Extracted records
◇ ◇ ◇ ◇ ◇

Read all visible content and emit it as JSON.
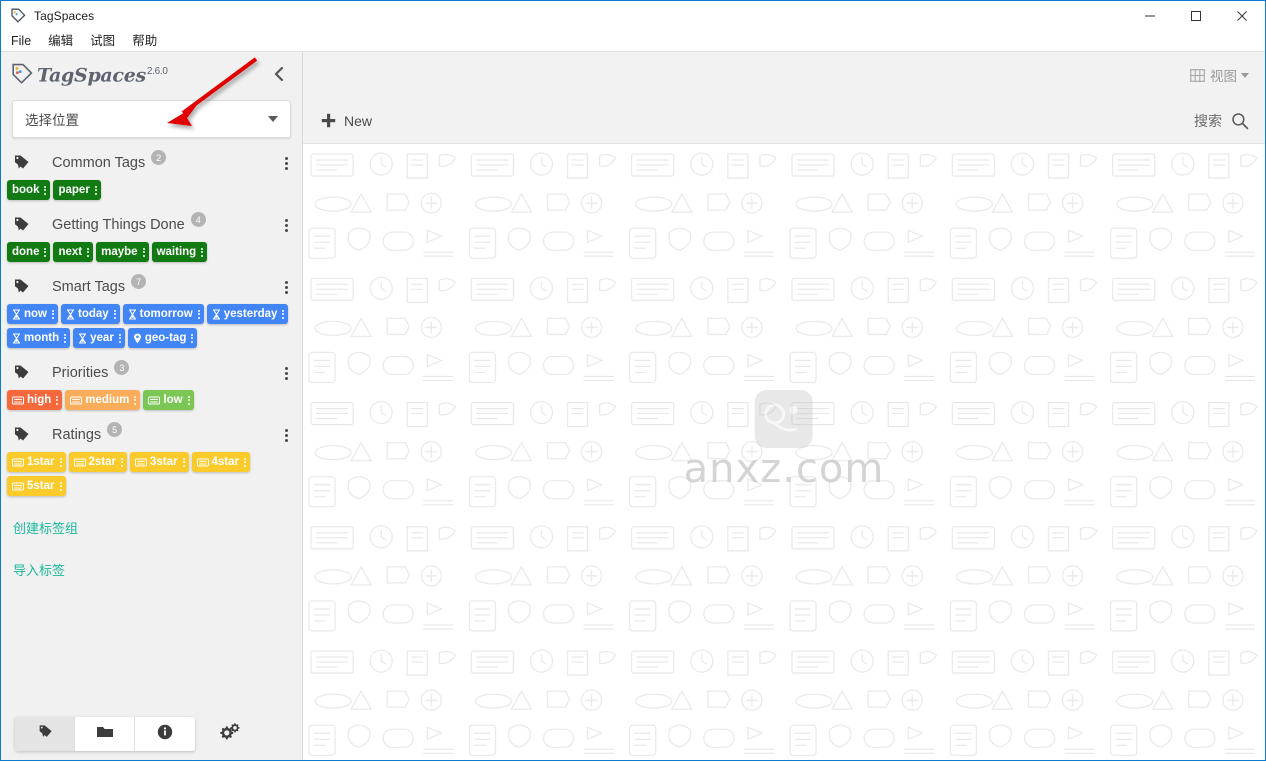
{
  "window": {
    "title": "TagSpaces",
    "app_icon": "tag-icon",
    "controls": {
      "minimize": "minimize-icon",
      "maximize": "maximize-icon",
      "close": "close-icon"
    }
  },
  "menubar": {
    "items": [
      {
        "label": "File"
      },
      {
        "label": "编辑"
      },
      {
        "label": "试图"
      },
      {
        "label": "帮助"
      }
    ]
  },
  "sidebar": {
    "brand": {
      "name": "TagSpaces",
      "version": "2.6.0"
    },
    "collapse_icon": "chevron-left-icon",
    "location_select": {
      "value": "选择位置",
      "caret": "chevron-down-icon"
    },
    "tag_groups": [
      {
        "title": "Common Tags",
        "count": "2",
        "color": "#127a12",
        "tags": [
          {
            "label": "book",
            "icon": ""
          },
          {
            "label": "paper",
            "icon": ""
          }
        ]
      },
      {
        "title": "Getting Things Done",
        "count": "4",
        "color": "#127a12",
        "tags": [
          {
            "label": "done",
            "icon": ""
          },
          {
            "label": "next",
            "icon": ""
          },
          {
            "label": "maybe",
            "icon": ""
          },
          {
            "label": "waiting",
            "icon": ""
          }
        ]
      },
      {
        "title": "Smart Tags",
        "count": "7",
        "color": "#4285f4",
        "tags": [
          {
            "label": "now",
            "icon": "hourglass-icon"
          },
          {
            "label": "today",
            "icon": "hourglass-icon"
          },
          {
            "label": "tomorrow",
            "icon": "hourglass-icon"
          },
          {
            "label": "yesterday",
            "icon": "hourglass-icon"
          },
          {
            "label": "month",
            "icon": "hourglass-icon"
          },
          {
            "label": "year",
            "icon": "hourglass-icon"
          },
          {
            "label": "geo-tag",
            "icon": "location-pin-icon"
          }
        ]
      },
      {
        "title": "Priorities",
        "count": "3",
        "color": "",
        "tags": [
          {
            "label": "high",
            "icon": "keyboard-icon",
            "color": "#f4683c"
          },
          {
            "label": "medium",
            "icon": "keyboard-icon",
            "color": "#f9ad5a"
          },
          {
            "label": "low",
            "icon": "keyboard-icon",
            "color": "#7ac756"
          }
        ]
      },
      {
        "title": "Ratings",
        "count": "5",
        "color": "#fbcb2c",
        "tags": [
          {
            "label": "1star",
            "icon": "keyboard-icon"
          },
          {
            "label": "2star",
            "icon": "keyboard-icon"
          },
          {
            "label": "3star",
            "icon": "keyboard-icon"
          },
          {
            "label": "4star",
            "icon": "keyboard-icon"
          },
          {
            "label": "5star",
            "icon": "keyboard-icon"
          }
        ]
      }
    ],
    "links": [
      {
        "label": "创建标签组"
      },
      {
        "label": "导入标签"
      }
    ],
    "bottom_buttons": [
      {
        "name": "tag-library-button",
        "icon": "tag-icon",
        "active": true
      },
      {
        "name": "file-manager-button",
        "icon": "folder-icon",
        "active": false
      },
      {
        "name": "info-button",
        "icon": "info-icon",
        "active": false
      }
    ],
    "settings_button": {
      "icon": "gears-icon"
    }
  },
  "main": {
    "view_button": {
      "label": "视图",
      "icon": "grid-view-icon",
      "caret": "chevron-down-icon"
    },
    "new_button": {
      "label": "New",
      "icon": "plus-icon"
    },
    "search_button": {
      "label": "搜索",
      "icon": "search-icon"
    },
    "watermark": {
      "text": "anxz.com",
      "logo": "anxz-logo"
    }
  },
  "annotation": {
    "arrow_color": "#e00000"
  },
  "colors": {
    "accent_link": "#1bb99a",
    "titlebar_border": "#0a7bd0",
    "sidebar_bg": "#f1f1f1",
    "toolbar_bg": "#f2f2f2",
    "badge_gray": "#b4b4b4"
  }
}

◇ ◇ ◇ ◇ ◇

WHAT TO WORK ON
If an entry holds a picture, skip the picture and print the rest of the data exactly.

COMPLETED EXERCISE
Read all visible content and emit it as JSON.
{
  "window": {
    "title": "TagSpaces",
    "app_icon": "tag-icon",
    "controls": {
      "minimize": "minimize-icon",
      "maximize": "maximize-icon",
      "close": "close-icon"
    }
  },
  "menubar": {
    "items": [
      {
        "label": "File"
      },
      {
        "label": "编辑"
      },
      {
        "label": "试图"
      },
      {
        "label": "帮助"
      }
    ]
  },
  "sidebar": {
    "brand": {
      "name": "TagSpaces",
      "version": "2.6.0"
    },
    "collapse_icon": "chevron-left-icon",
    "location_select": {
      "value": "选择位置",
      "caret": "chevron-down-icon"
    },
    "tag_groups": [
      {
        "title": "Common Tags",
        "count": "2",
        "color": "#127a12",
        "tags": [
          {
            "label": "book",
            "icon": ""
          },
          {
            "label": "paper",
            "icon": ""
          }
        ]
      },
      {
        "title": "Getting Things Done",
        "count": "4",
        "color": "#127a12",
        "tags": [
          {
            "label": "done",
            "icon": ""
          },
          {
            "label": "next",
            "icon": ""
          },
          {
            "label": "maybe",
            "icon": ""
          },
          {
            "label": "waiting",
            "icon": ""
          }
        ]
      },
      {
        "title": "Smart Tags",
        "count": "7",
        "color": "#4285f4",
        "tags": [
          {
            "label": "now",
            "icon": "hourglass-icon"
          },
          {
            "label": "today",
            "icon": "hourglass-icon"
          },
          {
            "label": "tomorrow",
            "icon": "hourglass-icon"
          },
          {
            "label": "yesterday",
            "icon": "hourglass-icon"
          },
          {
            "label": "month",
            "icon": "hourglass-icon"
          },
          {
            "label": "year",
            "icon": "hourglass-icon"
          },
          {
            "label": "geo-tag",
            "icon": "location-pin-icon"
          }
        ]
      },
      {
        "title": "Priorities",
        "count": "3",
        "color": "",
        "tags": [
          {
            "label": "high",
            "icon": "keyboard-icon",
            "color": "#f4683c"
          },
          {
            "label": "medium",
            "icon": "keyboard-icon",
            "color": "#f9ad5a"
          },
          {
            "label": "low",
            "icon": "keyboard-icon",
            "color": "#7ac756"
          }
        ]
      },
      {
        "title": "Ratings",
        "count": "5",
        "color": "#fbcb2c",
        "tags": [
          {
            "label": "1star",
            "icon": "keyboard-icon"
          },
          {
            "label": "2star",
            "icon": "keyboard-icon"
          },
          {
            "label": "3star",
            "icon": "keyboard-icon"
          },
          {
            "label": "4star",
            "icon": "keyboard-icon"
          },
          {
            "label": "5star",
            "icon": "keyboard-icon"
          }
        ]
      }
    ],
    "links": [
      {
        "label": "创建标签组"
      },
      {
        "label": "导入标签"
      }
    ],
    "bottom_buttons": [
      {
        "name": "tag-library-button",
        "icon": "tag-icon",
        "active": true
      },
      {
        "name": "file-manager-button",
        "icon": "folder-icon",
        "active": false
      },
      {
        "name": "info-button",
        "icon": "info-icon",
        "active": false
      }
    ],
    "settings_button": {
      "icon": "gears-icon"
    }
  },
  "main": {
    "view_button": {
      "label": "视图",
      "icon": "grid-view-icon",
      "caret": "chevron-down-icon"
    },
    "new_button": {
      "label": "New",
      "icon": "plus-icon"
    },
    "search_button": {
      "label": "搜索",
      "icon": "search-icon"
    },
    "watermark": {
      "text": "anxz.com",
      "logo": "anxz-logo"
    }
  },
  "annotation": {
    "arrow_color": "#e00000"
  },
  "colors": {
    "accent_link": "#1bb99a",
    "titlebar_border": "#0a7bd0",
    "sidebar_bg": "#f1f1f1",
    "toolbar_bg": "#f2f2f2",
    "badge_gray": "#b4b4b4"
  }
}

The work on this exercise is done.